[What you have to do] Please write out all of the entries beneath this line exactly, skipping the pictures.
#####
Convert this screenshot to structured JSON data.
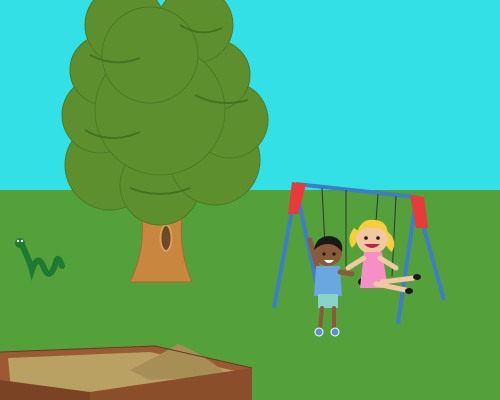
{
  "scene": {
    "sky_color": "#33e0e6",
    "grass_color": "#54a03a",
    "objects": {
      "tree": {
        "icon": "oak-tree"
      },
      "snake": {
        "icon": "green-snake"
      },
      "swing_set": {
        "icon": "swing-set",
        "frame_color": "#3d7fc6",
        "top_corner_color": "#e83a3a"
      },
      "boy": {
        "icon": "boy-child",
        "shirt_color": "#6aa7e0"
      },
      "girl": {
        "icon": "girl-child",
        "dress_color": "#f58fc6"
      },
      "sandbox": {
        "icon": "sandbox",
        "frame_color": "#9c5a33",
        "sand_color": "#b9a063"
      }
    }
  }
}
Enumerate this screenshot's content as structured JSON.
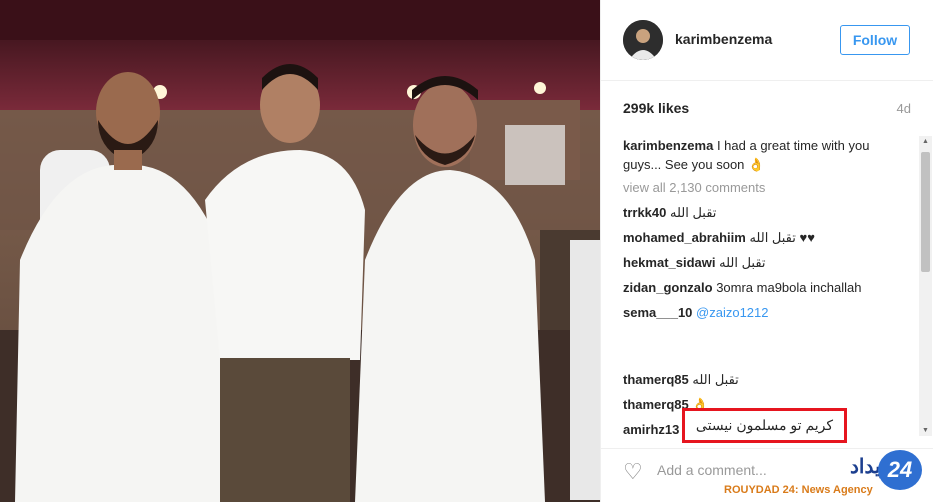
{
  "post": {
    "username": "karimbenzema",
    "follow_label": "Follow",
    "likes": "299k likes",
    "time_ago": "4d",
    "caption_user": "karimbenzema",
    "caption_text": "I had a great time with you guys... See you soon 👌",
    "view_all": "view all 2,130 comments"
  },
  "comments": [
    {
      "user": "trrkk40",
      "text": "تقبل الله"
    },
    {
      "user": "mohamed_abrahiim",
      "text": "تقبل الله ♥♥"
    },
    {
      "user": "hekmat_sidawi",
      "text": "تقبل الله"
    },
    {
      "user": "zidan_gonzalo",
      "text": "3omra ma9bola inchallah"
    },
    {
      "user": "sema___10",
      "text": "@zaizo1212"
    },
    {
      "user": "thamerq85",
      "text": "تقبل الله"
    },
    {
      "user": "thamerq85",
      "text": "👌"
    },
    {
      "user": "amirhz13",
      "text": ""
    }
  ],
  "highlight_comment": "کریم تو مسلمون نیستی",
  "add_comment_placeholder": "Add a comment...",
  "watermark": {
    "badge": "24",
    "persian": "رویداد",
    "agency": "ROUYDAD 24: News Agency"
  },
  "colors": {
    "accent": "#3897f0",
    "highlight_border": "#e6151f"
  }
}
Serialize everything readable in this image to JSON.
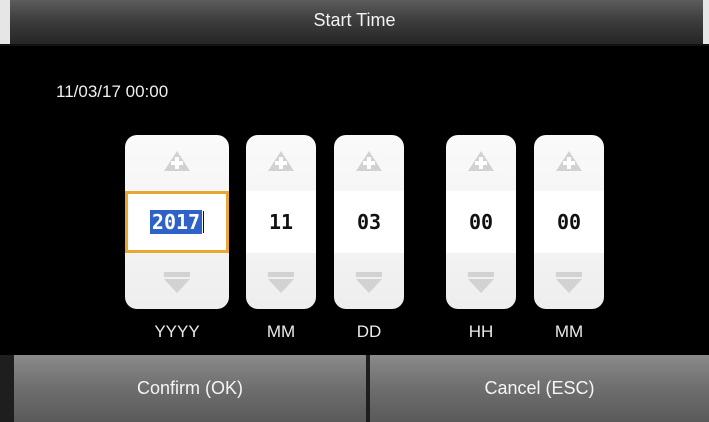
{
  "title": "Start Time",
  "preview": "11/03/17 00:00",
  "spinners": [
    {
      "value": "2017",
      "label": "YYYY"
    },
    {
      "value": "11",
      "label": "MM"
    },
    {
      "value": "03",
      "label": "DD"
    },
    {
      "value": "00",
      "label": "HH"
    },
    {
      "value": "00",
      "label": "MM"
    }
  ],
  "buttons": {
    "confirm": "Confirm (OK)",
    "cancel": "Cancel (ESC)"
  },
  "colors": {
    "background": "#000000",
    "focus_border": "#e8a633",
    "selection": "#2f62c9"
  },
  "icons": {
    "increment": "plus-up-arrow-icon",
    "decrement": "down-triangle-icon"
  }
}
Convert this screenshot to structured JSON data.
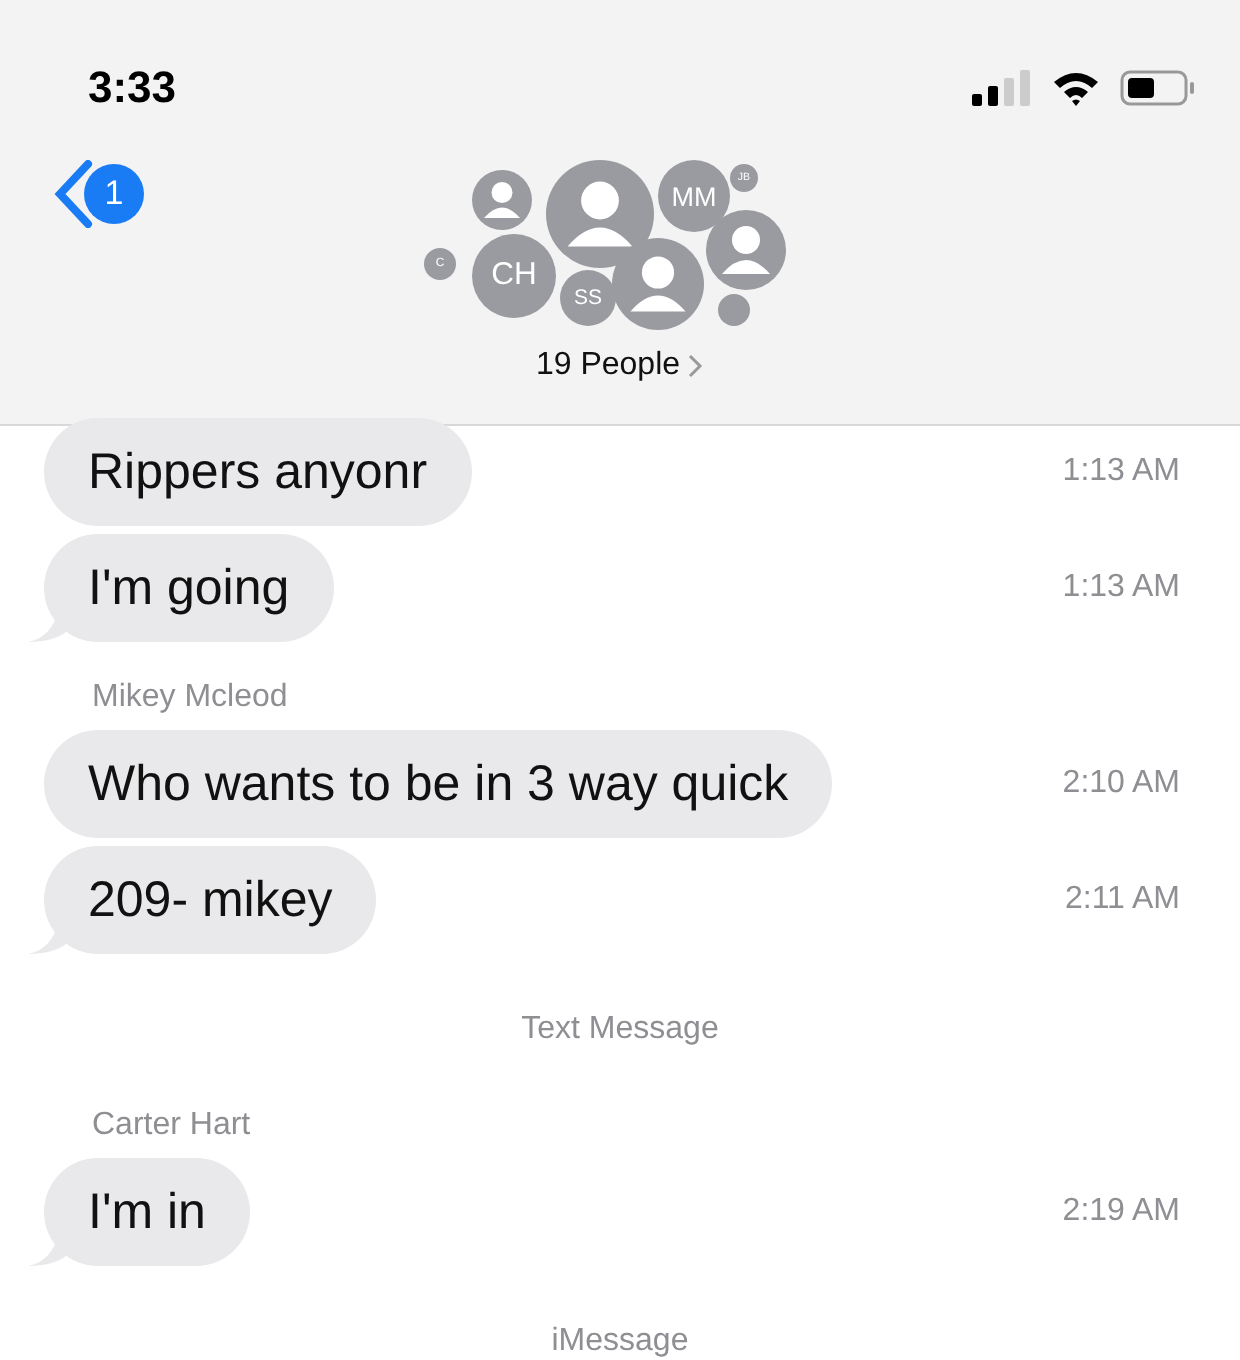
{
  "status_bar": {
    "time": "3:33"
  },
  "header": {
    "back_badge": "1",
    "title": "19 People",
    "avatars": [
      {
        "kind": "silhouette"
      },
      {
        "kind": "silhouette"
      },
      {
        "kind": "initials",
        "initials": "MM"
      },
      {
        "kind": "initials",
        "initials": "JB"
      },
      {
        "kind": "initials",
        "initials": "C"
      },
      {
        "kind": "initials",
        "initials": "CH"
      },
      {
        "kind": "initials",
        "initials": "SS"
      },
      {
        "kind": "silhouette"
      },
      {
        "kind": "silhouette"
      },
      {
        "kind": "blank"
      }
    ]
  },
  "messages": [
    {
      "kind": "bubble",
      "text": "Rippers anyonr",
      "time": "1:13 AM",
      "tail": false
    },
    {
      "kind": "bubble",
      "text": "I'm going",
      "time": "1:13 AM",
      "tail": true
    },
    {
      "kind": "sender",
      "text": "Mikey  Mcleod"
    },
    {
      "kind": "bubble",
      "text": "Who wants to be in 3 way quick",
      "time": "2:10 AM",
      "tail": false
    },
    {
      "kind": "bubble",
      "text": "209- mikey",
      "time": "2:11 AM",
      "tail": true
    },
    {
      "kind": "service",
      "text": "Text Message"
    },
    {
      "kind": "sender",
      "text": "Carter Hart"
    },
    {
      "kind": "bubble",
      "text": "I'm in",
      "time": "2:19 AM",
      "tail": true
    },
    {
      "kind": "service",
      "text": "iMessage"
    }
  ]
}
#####
[Expected answer]
Convert this screenshot to structured JSON data.
{
  "scene": {
    "sky_color": "#33e0e6",
    "grass_color": "#54a03a",
    "objects": {
      "tree": {
        "icon": "oak-tree"
      },
      "snake": {
        "icon": "green-snake"
      },
      "swing_set": {
        "icon": "swing-set",
        "frame_color": "#3d7fc6",
        "top_corner_color": "#e83a3a"
      },
      "boy": {
        "icon": "boy-child",
        "shirt_color": "#6aa7e0"
      },
      "girl": {
        "icon": "girl-child",
        "dress_color": "#f58fc6"
      },
      "sandbox": {
        "icon": "sandbox",
        "frame_color": "#9c5a33",
        "sand_color": "#b9a063"
      }
    }
  }
}
Enumerate this screenshot's content as structured JSON.
{
  "post": {
    "username": "karimbenzema",
    "follow_label": "Follow",
    "likes": "299k likes",
    "time_ago": "4d",
    "caption_user": "karimbenzema",
    "caption_text": "I had a great time with you guys... See you soon 👌",
    "view_all": "view all 2,130 comments"
  },
  "comments": [
    {
      "user": "trrkk40",
      "text": "تقبل الله"
    },
    {
      "user": "mohamed_abrahiim",
      "text": "تقبل الله ♥♥"
    },
    {
      "user": "hekmat_sidawi",
      "text": "تقبل الله"
    },
    {
      "user": "zidan_gonzalo",
      "text": "3omra ma9bola inchallah"
    },
    {
      "user": "sema___10",
      "text": "@zaizo1212"
    },
    {
      "user": "thamerq85",
      "text": "تقبل الله"
    },
    {
      "user": "thamerq85",
      "text": "👌"
    },
    {
      "user": "amirhz13",
      "text": ""
    }
  ],
  "highlight_comment": "کریم تو مسلمون نیستی",
  "add_comment_placeholder": "Add a comment...",
  "watermark": {
    "badge": "24",
    "persian": "رویداد",
    "agency": "ROUYDAD 24: News Agency"
  },
  "colors": {
    "accent": "#3897f0",
    "highlight_border": "#e6151f"
  }
}
Serialize everything readable in this image to JSON.
{
  "title": "Start Time",
  "preview": "11/03/17 00:00",
  "spinners": [
    {
      "value": "2017",
      "label": "YYYY"
    },
    {
      "value": "11",
      "label": "MM"
    },
    {
      "value": "03",
      "label": "DD"
    },
    {
      "value": "00",
      "label": "HH"
    },
    {
      "value": "00",
      "label": "MM"
    }
  ],
  "buttons": {
    "confirm": "Confirm (OK)",
    "cancel": "Cancel (ESC)"
  },
  "colors": {
    "background": "#000000",
    "focus_border": "#e8a633",
    "selection": "#2f62c9"
  },
  "icons": {
    "increment": "plus-up-arrow-icon",
    "decrement": "down-triangle-icon"
  }
}
Convert this screenshot to structured JSON data.
{
  "status_bar": {
    "time": "3:33"
  },
  "header": {
    "back_badge": "1",
    "title": "19 People",
    "avatars": [
      {
        "kind": "silhouette"
      },
      {
        "kind": "silhouette"
      },
      {
        "kind": "initials",
        "initials": "MM"
      },
      {
        "kind": "initials",
        "initials": "JB"
      },
      {
        "kind": "initials",
        "initials": "C"
      },
      {
        "kind": "initials",
        "initials": "CH"
      },
      {
        "kind": "initials",
        "initials": "SS"
      },
      {
        "kind": "silhouette"
      },
      {
        "kind": "silhouette"
      },
      {
        "kind": "blank"
      }
    ]
  },
  "messages": [
    {
      "kind": "bubble",
      "text": "Rippers anyonr",
      "time": "1:13 AM",
      "tail": false
    },
    {
      "kind": "bubble",
      "text": "I'm going",
      "time": "1:13 AM",
      "tail": true
    },
    {
      "kind": "sender",
      "text": "Mikey  Mcleod"
    },
    {
      "kind": "bubble",
      "text": "Who wants to be in 3 way quick",
      "time": "2:10 AM",
      "tail": false
    },
    {
      "kind": "bubble",
      "text": "209- mikey",
      "time": "2:11 AM",
      "tail": true
    },
    {
      "kind": "service",
      "text": "Text Message"
    },
    {
      "kind": "sender",
      "text": "Carter Hart"
    },
    {
      "kind": "bubble",
      "text": "I'm in",
      "time": "2:19 AM",
      "tail": true
    },
    {
      "kind": "service",
      "text": "iMessage"
    }
  ]
}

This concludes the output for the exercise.